The American Educational Research Association (AERA) Conference is held in Vancouver, BC this April 2012. I am delighed to be involved in presenting an invited talk and three papers from my collaborative research projects at this conference.
Invited Talk - Technology as an Agent of Change in Teaching and Learning (TACTL-SIG).
Daniels, J., Varnhagen, S., Friesen, S., and Jacobsen, M. (2012). Barriers to Systemic, Effective, and Sustainable Technology Use in the Classroom. A paper to be presented at the American Educational Research Association (AERA), 2012 annual meeting, April 13-17, Vancouver, BC. Nominated for Best Paper by the Technology as an Agent of Change in Teaching and Learning (TACTL-SIG).

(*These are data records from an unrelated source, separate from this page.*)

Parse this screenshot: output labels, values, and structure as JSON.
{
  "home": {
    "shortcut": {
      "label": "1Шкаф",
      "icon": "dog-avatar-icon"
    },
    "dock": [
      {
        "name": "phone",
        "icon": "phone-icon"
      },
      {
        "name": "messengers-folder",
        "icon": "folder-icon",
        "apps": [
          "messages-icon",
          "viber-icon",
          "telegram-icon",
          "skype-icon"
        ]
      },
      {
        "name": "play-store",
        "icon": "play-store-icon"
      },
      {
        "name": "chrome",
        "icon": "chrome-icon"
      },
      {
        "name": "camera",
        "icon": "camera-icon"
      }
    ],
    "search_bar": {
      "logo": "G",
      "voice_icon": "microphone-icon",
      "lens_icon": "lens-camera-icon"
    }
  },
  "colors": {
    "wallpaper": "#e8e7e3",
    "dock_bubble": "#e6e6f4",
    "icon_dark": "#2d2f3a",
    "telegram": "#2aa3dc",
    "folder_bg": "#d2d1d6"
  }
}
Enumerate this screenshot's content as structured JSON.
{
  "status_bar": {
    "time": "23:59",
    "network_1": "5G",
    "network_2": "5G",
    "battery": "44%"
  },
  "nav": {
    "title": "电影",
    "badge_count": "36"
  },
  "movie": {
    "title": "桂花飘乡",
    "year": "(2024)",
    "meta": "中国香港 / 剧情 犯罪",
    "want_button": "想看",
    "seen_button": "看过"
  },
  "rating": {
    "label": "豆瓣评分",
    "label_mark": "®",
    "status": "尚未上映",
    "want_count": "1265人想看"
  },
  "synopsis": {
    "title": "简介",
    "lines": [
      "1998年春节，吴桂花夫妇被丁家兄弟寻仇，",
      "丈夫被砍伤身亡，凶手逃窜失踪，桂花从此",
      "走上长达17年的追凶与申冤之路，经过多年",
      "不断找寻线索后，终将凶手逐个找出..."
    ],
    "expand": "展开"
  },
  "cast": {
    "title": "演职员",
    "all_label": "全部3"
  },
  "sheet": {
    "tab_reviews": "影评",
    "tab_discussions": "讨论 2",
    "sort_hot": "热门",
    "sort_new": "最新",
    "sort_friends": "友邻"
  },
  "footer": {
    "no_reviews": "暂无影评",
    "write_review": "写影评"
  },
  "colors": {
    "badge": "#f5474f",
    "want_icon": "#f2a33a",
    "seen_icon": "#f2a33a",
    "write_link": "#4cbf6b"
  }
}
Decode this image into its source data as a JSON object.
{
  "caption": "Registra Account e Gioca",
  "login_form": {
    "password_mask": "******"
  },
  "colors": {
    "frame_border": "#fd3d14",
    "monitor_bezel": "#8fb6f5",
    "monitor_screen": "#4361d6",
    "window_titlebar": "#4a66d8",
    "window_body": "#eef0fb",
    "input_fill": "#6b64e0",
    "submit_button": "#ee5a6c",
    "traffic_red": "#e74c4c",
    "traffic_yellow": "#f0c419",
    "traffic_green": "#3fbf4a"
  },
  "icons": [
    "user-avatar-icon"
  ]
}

Jacobsen, M., Friesen, S., Daniels, J., and Varnhagen, S. (2012). A Two-Year Case Study of High School Student Engagement and Learning with Technology. A paper to be presented at the American Educational Research Association (AERA), 2012 annual meeting, April 13-17, Vancouver, BC.
Jacobsen, M. and Davis, B. (2012). Investigating Usability and User Experience with Clickers in Large Lecture Learning with Student Teachers. A paper to be presented at the American Educational Research Association (AERA), 2012 annual meeting, April 13-17, Vancouver, BC.
Tuesday, January 31, 2012
Sharon and I had a great time presenting our collaborative research at the Association for Educational Communications and Technology (AECT) Conference in November 2011 -- we traveled to Jacksonville, Florida (took us a whole day, both directions) and we got to hang out with cool folks like Rick Schwier from USask.
A Mixed Method Case Study of Student Engagement, Technology Use and High School Success
Michele Jacobsen and Sharon Friesen, University of Calgary
Jason Daniels and Stanley Varnhagen, University of Alberta
Abstract: The relationship between technology use, student engagement and high school success was examined over two years. Surveys, interviews and classroom observations with students, teachers and school leaders informed study findings. Teachers are enthusiastic about technology, but design low level, low challenge recall assignments and tests. Student interest in learning with technology is high, but engagement tends to be low. Instruction is dominated by information delivery using display technology. Teachers must create meaningful, challenging and authentic student work that integrates technology. Leaders must create a shared vision for learning with technology in high schools; Research data on learning with technology must influence decision-making and systemic change in the education system.